With the changing of the season, there are a few small business winter challenges that it just makes sense to prepare for so they don't make it hard to do business when the days get short and cold.
Here are three things to watch out for:
- Winter roof damage
- Plumbing problems
- Pests like bugs and rodents
Along with four things to remember:
- Don't forget to arrange for snow removal
- Don't forget to have quick access to a snow shovel
- Make sure your furnace is ready for the cold
- Arrange for a little extra attention to cleaning
Keep reading to learn more about how to prepare for winter so you can seamlessly navigate the end of this year and the beginning of next.
I don’t know if it’s really the changing of the seasons or just coincidence, but after over 30 years in small business, it always felt like when things got colder, we experienced problems with the building where we did business and those problems became more inconvenient to fix in the cold. And, that doesn’t include the extra things you just need to remember and be aware of as the seasons change. Here are three small business winter challenges to be prepared for and four other considerations that will help your small business seamlessly get through the winter.
- The roof: I spent 20 years working out of a 100-year-old home that had been converted into where we conducted business.

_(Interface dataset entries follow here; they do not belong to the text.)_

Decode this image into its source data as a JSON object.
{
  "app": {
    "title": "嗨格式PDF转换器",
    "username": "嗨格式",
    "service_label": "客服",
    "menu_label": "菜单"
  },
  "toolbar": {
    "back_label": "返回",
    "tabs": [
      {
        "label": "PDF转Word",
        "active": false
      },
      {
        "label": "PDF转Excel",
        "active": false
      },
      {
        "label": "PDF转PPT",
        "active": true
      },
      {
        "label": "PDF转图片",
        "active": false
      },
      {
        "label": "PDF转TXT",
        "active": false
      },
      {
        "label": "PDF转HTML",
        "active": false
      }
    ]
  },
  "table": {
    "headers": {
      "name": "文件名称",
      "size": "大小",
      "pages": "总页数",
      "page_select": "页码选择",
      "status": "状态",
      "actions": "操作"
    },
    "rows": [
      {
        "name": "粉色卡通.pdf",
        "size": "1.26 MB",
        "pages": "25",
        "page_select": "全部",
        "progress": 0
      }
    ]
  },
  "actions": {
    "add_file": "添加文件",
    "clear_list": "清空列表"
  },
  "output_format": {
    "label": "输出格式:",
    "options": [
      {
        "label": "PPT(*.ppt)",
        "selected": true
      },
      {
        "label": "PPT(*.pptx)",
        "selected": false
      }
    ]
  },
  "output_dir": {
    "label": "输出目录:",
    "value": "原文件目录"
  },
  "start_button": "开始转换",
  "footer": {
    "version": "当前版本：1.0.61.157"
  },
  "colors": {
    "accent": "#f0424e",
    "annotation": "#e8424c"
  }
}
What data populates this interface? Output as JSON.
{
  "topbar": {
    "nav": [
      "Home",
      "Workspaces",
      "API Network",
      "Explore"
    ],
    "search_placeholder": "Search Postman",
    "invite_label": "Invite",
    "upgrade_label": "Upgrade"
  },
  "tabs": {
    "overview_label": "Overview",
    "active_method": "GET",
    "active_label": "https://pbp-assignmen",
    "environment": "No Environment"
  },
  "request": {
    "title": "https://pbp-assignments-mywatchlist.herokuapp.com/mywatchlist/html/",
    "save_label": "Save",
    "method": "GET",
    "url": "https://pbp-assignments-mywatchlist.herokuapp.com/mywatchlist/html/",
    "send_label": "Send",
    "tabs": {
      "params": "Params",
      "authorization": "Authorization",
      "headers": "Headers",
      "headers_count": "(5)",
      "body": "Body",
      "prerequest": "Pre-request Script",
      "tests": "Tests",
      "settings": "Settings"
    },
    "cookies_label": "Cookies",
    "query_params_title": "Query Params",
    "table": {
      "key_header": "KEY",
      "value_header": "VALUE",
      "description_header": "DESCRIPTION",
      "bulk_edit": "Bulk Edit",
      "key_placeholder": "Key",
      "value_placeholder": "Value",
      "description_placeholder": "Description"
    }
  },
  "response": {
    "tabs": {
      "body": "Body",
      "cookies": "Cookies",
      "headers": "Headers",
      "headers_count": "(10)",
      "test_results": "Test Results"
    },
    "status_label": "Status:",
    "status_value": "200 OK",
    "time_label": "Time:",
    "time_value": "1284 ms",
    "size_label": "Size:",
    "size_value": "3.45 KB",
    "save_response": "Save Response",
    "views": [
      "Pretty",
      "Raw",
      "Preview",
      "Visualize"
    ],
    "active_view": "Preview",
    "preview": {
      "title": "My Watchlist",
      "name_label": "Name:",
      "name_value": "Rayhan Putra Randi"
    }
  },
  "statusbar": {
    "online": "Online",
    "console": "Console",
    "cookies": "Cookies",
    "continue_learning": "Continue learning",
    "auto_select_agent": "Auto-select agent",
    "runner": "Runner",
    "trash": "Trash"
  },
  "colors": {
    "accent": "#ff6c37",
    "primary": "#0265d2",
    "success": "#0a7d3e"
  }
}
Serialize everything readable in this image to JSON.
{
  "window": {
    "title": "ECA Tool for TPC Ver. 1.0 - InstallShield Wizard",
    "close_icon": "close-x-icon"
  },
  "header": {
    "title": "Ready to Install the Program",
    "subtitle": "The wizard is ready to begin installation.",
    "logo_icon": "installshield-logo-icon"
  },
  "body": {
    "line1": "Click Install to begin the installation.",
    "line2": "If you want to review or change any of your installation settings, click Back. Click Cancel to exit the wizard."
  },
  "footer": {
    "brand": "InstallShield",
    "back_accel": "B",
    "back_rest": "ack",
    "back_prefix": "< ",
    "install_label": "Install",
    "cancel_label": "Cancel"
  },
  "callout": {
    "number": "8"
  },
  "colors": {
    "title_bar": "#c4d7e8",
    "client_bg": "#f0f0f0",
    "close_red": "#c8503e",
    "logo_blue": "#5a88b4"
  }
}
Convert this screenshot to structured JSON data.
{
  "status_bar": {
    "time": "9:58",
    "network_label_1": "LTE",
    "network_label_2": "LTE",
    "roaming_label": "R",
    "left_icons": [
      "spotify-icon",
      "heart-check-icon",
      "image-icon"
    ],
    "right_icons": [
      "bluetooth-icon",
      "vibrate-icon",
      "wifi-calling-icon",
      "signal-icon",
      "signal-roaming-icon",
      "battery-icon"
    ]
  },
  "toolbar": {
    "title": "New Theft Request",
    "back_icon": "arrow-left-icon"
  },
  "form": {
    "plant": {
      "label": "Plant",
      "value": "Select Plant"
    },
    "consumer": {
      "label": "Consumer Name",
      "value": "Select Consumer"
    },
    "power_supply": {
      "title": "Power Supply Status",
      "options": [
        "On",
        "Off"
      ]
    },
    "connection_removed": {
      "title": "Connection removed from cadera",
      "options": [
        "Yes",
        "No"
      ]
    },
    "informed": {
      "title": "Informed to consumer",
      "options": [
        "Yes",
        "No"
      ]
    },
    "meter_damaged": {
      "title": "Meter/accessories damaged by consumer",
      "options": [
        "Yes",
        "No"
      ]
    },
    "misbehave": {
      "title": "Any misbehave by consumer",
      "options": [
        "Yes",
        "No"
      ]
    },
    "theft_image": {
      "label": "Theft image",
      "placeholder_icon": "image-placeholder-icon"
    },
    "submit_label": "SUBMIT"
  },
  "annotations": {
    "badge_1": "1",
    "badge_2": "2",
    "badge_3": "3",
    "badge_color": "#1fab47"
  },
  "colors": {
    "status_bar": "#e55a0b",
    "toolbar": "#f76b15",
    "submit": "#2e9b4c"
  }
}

The winters in Utah tended to encourage snow and ice to go through cycles of freezing and thawing all winter long, which puts a lot of stress on old roof seams, rain gutters, and other weak points on the roof. Nothing is worse than trying to get a leaky roof fixed when it’s covered with snow and freezing cold outside. Before the temperature drops and winter gets into full swing, have your roof inspected to make sure it will survive the the colder temperatures and wet weather—particularly if you haven’t given it any attention in a while.
- Plumbing: This is another challenge of working out of an older building, but it could be a problem for newer buildings too. If you’ve ever had to recover from a broken sewer line to the street, you know it’s not only a mess, but expensive to repair—and isn’t very fun to clean up. I don’t know what it is about January and February, but if we ever had a plumbing problem that resulted in a flood, it seemed to happen about that time. If you have to rooter your sewer line on a regular basis, consider it a red flag. It could be worth having a plumber scope your line to the street to make sure you don’t have any bulging pipes, roots, or other obstructions that could be the harbinger of a potential failure when the temperature drops, the ground is frozen, and it’s a pain to clean up the resulting flood. The cost of repairing a line to the street could be a few thousand dollars, so identifying a potential problem before it’s a crisis, will allow you to prepare financially before it happens; and maybe even take proactive steps before a failure.
- Pests: As the seasons change from summer to autumn, it’s a cue to everything that lives outside that it’s time to move inside. That includes spiders and other insects (we had to battle box elder bugs every year), field mice, or maybe even rats—which are not only pests, they could pose a health issue. Fortunately, there are services available that will come to your place of business on a regular basis to help you keep insects and other pests under control. They will also be able to help you identify where rodents like field mice or rats could gain entrance to your business so you can take proactive steps to make it a little more difficult for them to enter.
Things to Remember:
- Snow Removal: You may or may not be responsible for snow removal in your parking lot, but the first big snow storm is not the time to be scrambling so your customers can do business with you. If you don’t happen to do business out of a strip mall and have a standalone business, it’s not too early to start looking for someone to plow snow in your parking lot. Depending on the size of your lot, it could cost a few hundred dollars every time the snow flies, but it’s well worth the cost to ensure your customers can access your business rain or shine.
- A Snow Shovel: If you’ve ever had to clear a couple of inches of snow from the entrance of your building with a broom, you’ll never forget to have a snow shovel in place again. Believe me, I know of what I speak. Even if the entrance to your business is small, a snow shovel is cheap insurance to keep the entryway free and clear. Don’t forget the ice-melt either. You certainly don’t want one of your customers (or employees) to slip and fall entering or exiting your place of work.
- The Furnace: Don’t wait until the first cold day of the season to see if your furnace is working. It’s well worth the few dollars it will likely cost to have a heating/air conditioning contractor inspect and service your furnace for the season. Both your employees and the customers that visit your place of business will thank you.
- Cleaning: If you do business in a place that sees a little snow, you understand that employees and customers can track in a little more mess than normal. To keep your place of business clean and in shape, you’ll likely not be able to wait until the end of the day before you clean up—regardless of whether or not you have a cleaning crew. Be prepared to sweep or mop up the floors near entryways to prevent damage from the wet and the salt. You might even opt for an additional rug or mat to help make entry to your business safe and slip-proof on the inside.
Many small businesses are preparing for their busiest season right now. Taking a little time to ensure you’re ready for the winter might not guarantee you’ll avoid some of the challenges of the cold and snow, but it will help you be better prepared and able to navigate the challenges of the season.
What are some of the things you do to get ready for the snow and cold?